At the bank’s celebration Tuesday, Curran said that, “With the protesters, we understand that they’re out there and they have a perspective on the bank and what we do. We’re still here celebrating that we are driving economic opportunity in Northampton, hiring locally… and trying to give back and be a good neighbor.”

Chase Bank hired a team of 10 local employees for its Northampton branch.

Outside the bank, the sounds of honking cars, a saxophonist and the chattering crowd stood in stark contrast to the corporate atmosphere inside the newly opened bank, where representatives from Chase Bank and employees at the Northampton branch gathered to shake hands and celebrate the bank’s opening, the work of its employees, and its economic and community impact.

The bank’s Northampton branch, which opened to customers last week, is in the historic building that formerly housed the jewelry store Silverscape Designs. The building’s history and impact on the community was highlighted during Tuesday’s grand opening ceremony by speakers including JPMorgan Chase Regional Director Roxann Cooke and Executive Director Ali Zaidi, along with Branch Manager Darryl Diamond.

During the ceremony, a customer entered the branch and expressed her awe at the building and gratitude for the service she received. Cooke pointed out that customers will be drawn to the building for its grandeur, but they will return for the service they receive from employees.

Cooke referred to the old clock hanging on the entrance wall, which is stuck at 1:15 p.m., and noted the symbolism of “what was and what will be.” She said the clock should serve as a reminder of the history of the building, and Chase’s blue octagon logo on the wall to the left should remind employees of the opportunities that lie ahead.

“The goal when we open in any community is to be a part of the community, to hire locally, to make sure that our staff is diverse, that they reflect the community that they’re working in,” Curran said.

In addition to the Northampton branch, Chase Bank recently opened a Springfield branch in March, and has plans to expand into Hadley and Westfield.

“We’re thrilled to be continuing to grow our presence here in the Pioneer Valley and offering more convenience to our customers throughout the region,” said Cooke when the bank first announced its expansion into the region. “Our branches serve as community anchors, connecting our neighbors and local businesses to critical resources that meet their needs and help them build secure financial futures.”

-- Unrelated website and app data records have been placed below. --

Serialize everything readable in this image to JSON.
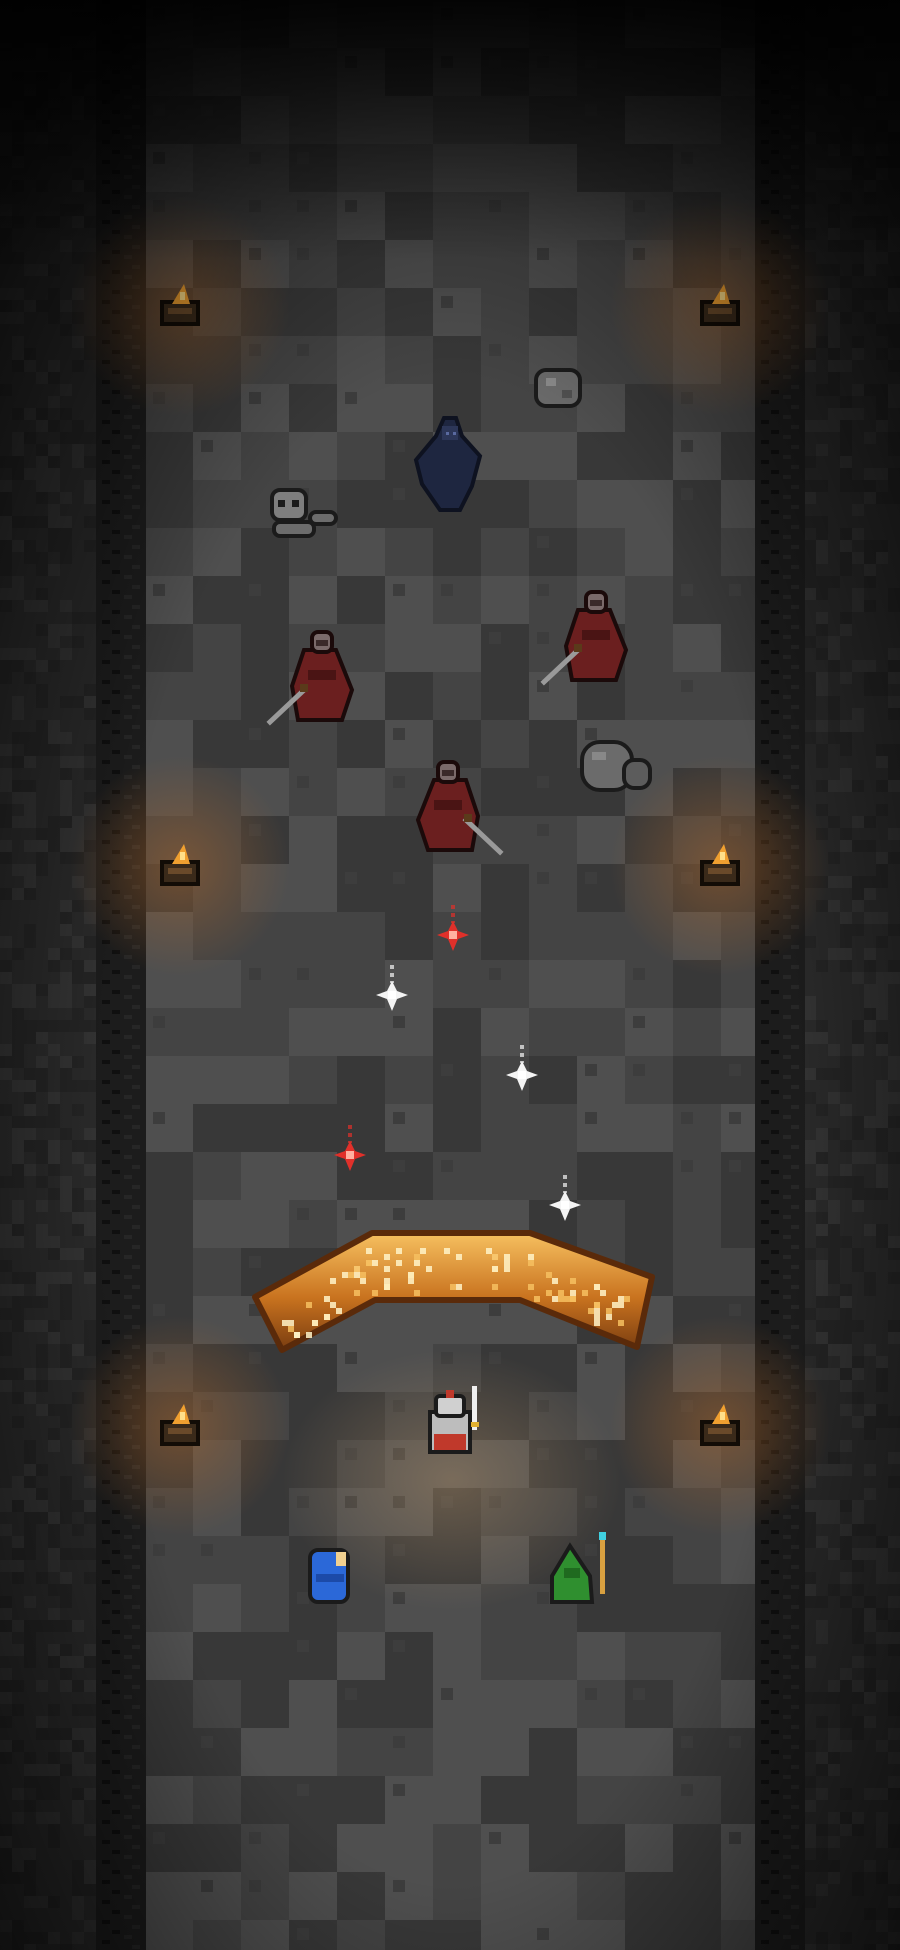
{
  "scene": {
    "type": "dungeon-corridor",
    "palette": {
      "void": "#0a0a0a",
      "outer_stone": "#2a2a2a",
      "wall_edge": "#1c1c1c",
      "floor_dark": "#383838",
      "floor_mid": "#444444",
      "floor_light": "#4f4f4f",
      "torch_glow": "#b56a2a",
      "torch_flame": "#f0a030",
      "barrier_fill": "#c9731f",
      "barrier_highlight": "#f6c060",
      "barrier_shadow": "#7a3d10",
      "bandit_cloak": "#6b1f1f",
      "spark_red": "#e0302a",
      "spark_white": "#f4f4f4",
      "knight_armor": "#bdbdbd",
      "knight_tabard": "#c0392b",
      "mage_robe": "#2b68d8",
      "archer_hood": "#2f8f2f"
    }
  },
  "entities": {
    "torches": [
      "torch",
      "torch",
      "torch",
      "torch",
      "torch",
      "torch"
    ],
    "enemies": [
      {
        "kind": "shadow-wraith",
        "color": "#1e2640"
      },
      {
        "kind": "bandit-swordsman",
        "color": "#6b1f1f"
      },
      {
        "kind": "bandit-swordsman",
        "color": "#6b1f1f"
      },
      {
        "kind": "bandit-swordsman",
        "color": "#6b1f1f"
      }
    ],
    "debris": [
      "rock-pile",
      "skull-bones",
      "boulder"
    ],
    "projectiles": [
      {
        "kind": "red-spark"
      },
      {
        "kind": "white-spark"
      },
      {
        "kind": "white-spark"
      },
      {
        "kind": "red-spark"
      },
      {
        "kind": "white-spark"
      }
    ],
    "barrier": {
      "kind": "fire-barrier-arc"
    },
    "party": [
      {
        "kind": "knight",
        "role": "leader"
      },
      {
        "kind": "mage"
      },
      {
        "kind": "archer"
      }
    ]
  }
}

Meanwhile, outside the building, Young, the Climate Action Now member, said that “for Chase to tell us that it’s funding renewables, that’s good, but it’s a distraction from what it’s also doing, which is funding continued climate destruction… It’s greenwashing.”

Young said the demonstrators encourage people — as well as institutions like universities and businesses — to put their money in alternative banking institutions such as local credit unions and local banks.

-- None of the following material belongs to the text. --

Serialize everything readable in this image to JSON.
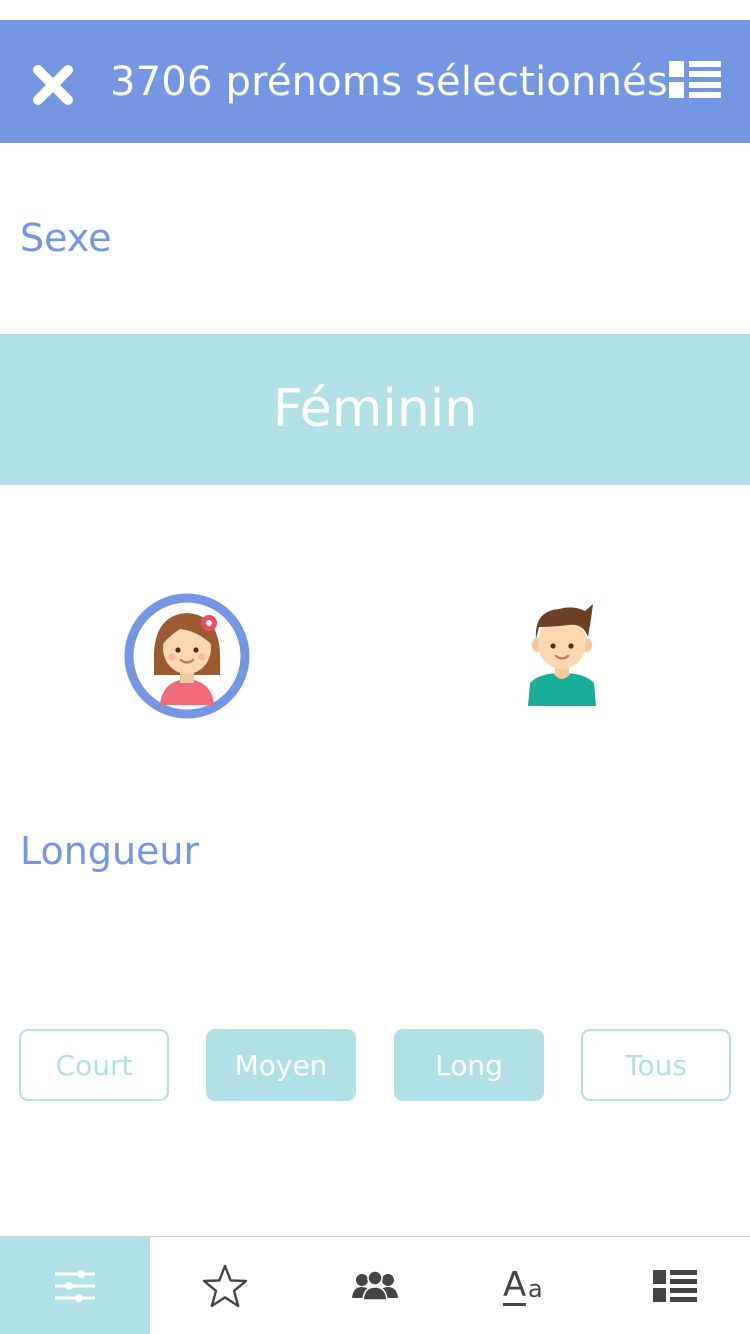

One protester, Molly Aronson, did just that. Aronson is currently in the process of switching from Bank of America to the UMassFive College Credit Union, a decision that was years in the making but ultimately acted on after the Chase Bank protests back in March.

“Getting back to this summer, we don’t have to look very far to see the impacts of climate destruction,” Young said. “All that climate destruction is happening as a result of the carbon pollution from banks like JPMorgan Chase.”

Maddie Fabian can be reached at mfabian@gazettenet.com or on Twitter @MaddieFabian.]]>